Ryan Bragg, of the architectural firm Perkins & Will, said the construction and configuration of the 207-unit U-shaped structure just across the railroad tracks from the Moody Centre SkyTrain station will make it more sustainable and more comfortable for residents as each apartment will have openings to the front and back, allowing air to flow through.
“It gives us the opportunity for units to have natural daylight and ventilation from two sides,” Bragg said. “It enhances livability.”
Kate O’Neill, the senior development manager for the Vancouver-based developer PCI that’s behind the project, said the company’s decision to use mass timber construction represents a significant step forward for Port Moody’s commitment to mitigate the effects of climate change as the technique is promoted to emit less carbon dioxide than concrete and steel and its primary building material is a renewable resource.
“It’s definitely gaining some momentum,” O’Neill said of mass timber construction, adding the Murray Street project is the first to enter the city’s approval pipeline although there has been talk of the technique being implemented in part of the Woodlands redevelopment.
O’Neill said other components of the proposal’s sustainability include its proximity to transit that reduces the need for residents to have cars, as well as dedicating 16,000 square feet of the property to green space and daylighting Slaughterhouse Creek. As well, the building will have EV charging stations along with dedicated storage for bikes and kayaks and rooftops garden plots.
In addition to 138 one-bedroom apartments, there will be 48 units with two bedrooms, three with three bedrooms and 18 studios; 20 units will be rented at below-market rates.
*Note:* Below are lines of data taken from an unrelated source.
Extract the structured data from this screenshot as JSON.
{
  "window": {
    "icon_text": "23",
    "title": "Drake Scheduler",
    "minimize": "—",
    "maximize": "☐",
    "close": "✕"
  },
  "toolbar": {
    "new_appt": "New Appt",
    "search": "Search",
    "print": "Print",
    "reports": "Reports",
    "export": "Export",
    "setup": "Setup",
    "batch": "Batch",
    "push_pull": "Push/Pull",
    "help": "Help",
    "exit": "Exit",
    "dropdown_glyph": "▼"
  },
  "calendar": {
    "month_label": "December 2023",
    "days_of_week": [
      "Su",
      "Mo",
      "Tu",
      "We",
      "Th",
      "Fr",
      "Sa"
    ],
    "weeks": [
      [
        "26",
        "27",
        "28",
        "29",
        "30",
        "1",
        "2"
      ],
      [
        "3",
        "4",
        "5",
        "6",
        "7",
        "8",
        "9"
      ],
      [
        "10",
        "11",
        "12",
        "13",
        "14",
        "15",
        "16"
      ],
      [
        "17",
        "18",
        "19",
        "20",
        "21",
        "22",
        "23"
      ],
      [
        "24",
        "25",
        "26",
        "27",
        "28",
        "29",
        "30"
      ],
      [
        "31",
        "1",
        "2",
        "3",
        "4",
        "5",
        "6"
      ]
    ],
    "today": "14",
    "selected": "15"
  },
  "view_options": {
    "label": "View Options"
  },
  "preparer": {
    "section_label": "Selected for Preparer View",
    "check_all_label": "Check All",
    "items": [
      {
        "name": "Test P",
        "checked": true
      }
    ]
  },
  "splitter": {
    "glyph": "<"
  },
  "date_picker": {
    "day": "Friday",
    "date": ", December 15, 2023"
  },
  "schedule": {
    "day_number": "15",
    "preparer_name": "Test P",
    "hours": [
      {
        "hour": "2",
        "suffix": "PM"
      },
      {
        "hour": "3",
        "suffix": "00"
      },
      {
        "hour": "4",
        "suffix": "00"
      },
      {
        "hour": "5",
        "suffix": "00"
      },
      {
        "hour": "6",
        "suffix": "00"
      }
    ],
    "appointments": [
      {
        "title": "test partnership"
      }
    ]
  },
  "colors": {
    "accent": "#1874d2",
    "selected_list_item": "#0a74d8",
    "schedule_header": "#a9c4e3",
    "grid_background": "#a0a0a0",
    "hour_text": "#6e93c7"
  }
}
A 1,017 sq. ft. artist’s studio will be located on the first floor and the second floor includes 8,500 sq. ft. of mixed employment space.
O’Neill said the project is a good fit alongside the city’s plan to boost density in the adjacent Moody Centre neighbourhood, which will eventually be linked by a new pedestrian overpass.
“From urban planning principals, it just makes sense,” she said. “it’s just this very beautiful location that is so well-served. It will just make that place more vibrant.”
A virtual open house about the project is scheduled for Wednesday (Sept. 22) at 5:30 p.m. and you can visit PCI's website to register.
Council’s land use committee gets its first look at the proposal the next night.